In the middle of the room stood the newly elected mayor, laughing, glad-handing, and obviously dispensing words of considerable wisdom as well as witticisms and wisecracks. Her audience loved it. And showed it. She was the core of it all. She was the power, and around her in consecutive rings stood the others of power, the movers and the shakers, the wheelers and the dealers, the aristocracy of the city, bankers, consultants, property developers, lawyers, accountants. And the more powerful they were, the nearer they stood to the centre. And the nearer to the centre they stood, the more powerful they would be.
And so they shoved and elbowed and muscled to get closer because if ever a mayor had won a landslide victory, it was this one. Her scorched earth campaigning, her ruthless exploitation/sympathetic understanding of local grievances and aspirations had guaranteed her acres and hours of coverage in both local and national media, attracted also by her stunning good looks and an ability rare in local government to answer difficult questions intelligently. And the electorate had responded with a massive “Yes” in a record turnout. She was, these thrusting, ambitious (and greedy, as some unkind souls would have it) dukes and duchesses and princes and princesses of the stock exchange kingdoms and hedge fund empires knew, the key to their greater wealth and success, and each one of them was determined that when this goddess woke up the next morning, theirs would be the name on her lips, they would be the one person she would be contacting to arrange lunch, and they would be chosen to sit at her right hand and to reflect her glory.
Slightly tipsy, rather hungry, and with only Sir Richard as company, Simon Tethers wondered why he was even there, why he had bothered to come to the celebration party.

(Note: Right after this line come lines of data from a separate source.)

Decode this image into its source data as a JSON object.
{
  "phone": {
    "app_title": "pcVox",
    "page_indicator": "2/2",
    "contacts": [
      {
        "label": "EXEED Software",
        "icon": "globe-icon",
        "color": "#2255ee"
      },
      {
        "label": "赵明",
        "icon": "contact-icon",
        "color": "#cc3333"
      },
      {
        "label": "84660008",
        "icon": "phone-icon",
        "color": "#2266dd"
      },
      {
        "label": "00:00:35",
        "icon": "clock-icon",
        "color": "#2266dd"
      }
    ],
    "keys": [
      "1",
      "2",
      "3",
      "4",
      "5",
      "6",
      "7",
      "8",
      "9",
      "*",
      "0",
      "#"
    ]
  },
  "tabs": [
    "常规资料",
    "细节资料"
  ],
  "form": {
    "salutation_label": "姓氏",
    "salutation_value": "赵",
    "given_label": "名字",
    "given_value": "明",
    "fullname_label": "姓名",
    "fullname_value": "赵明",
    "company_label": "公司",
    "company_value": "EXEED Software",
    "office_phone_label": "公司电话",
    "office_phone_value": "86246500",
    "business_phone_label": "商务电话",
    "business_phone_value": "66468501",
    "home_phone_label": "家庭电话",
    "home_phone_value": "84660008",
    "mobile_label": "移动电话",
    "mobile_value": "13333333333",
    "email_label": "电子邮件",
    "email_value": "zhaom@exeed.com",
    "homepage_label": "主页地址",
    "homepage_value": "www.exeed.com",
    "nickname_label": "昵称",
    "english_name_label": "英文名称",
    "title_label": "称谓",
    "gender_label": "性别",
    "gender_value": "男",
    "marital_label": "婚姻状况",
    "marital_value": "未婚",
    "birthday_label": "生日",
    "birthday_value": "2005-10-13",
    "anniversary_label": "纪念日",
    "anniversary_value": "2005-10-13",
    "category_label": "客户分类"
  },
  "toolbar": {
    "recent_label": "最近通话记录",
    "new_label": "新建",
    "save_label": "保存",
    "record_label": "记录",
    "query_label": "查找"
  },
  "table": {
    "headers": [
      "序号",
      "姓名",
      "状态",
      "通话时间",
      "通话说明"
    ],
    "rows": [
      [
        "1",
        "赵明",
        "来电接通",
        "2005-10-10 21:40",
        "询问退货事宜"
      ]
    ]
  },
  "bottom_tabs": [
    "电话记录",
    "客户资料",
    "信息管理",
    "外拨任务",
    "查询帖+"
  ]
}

After all, the only power he had ever known was that of being able to extend the length of loan of a library book. And that power, according to a confidential report that he had seen only two weeks prior, was soon to be usurped by a machine. The rubber date stamp was soon to be dead-ended.
Later that evening, much later, lying post-coital in bed, cuddled up to her not very sober husband, the ceremonial chain of office draped lackadaisically over a chair, the mayor whispered in his drowsy ear, “God, they are all going to get a terrible shock when they discover we’re going to do it our way. And tell me dearest, how do you fancy your new title, Deputy Mayor Tethers?”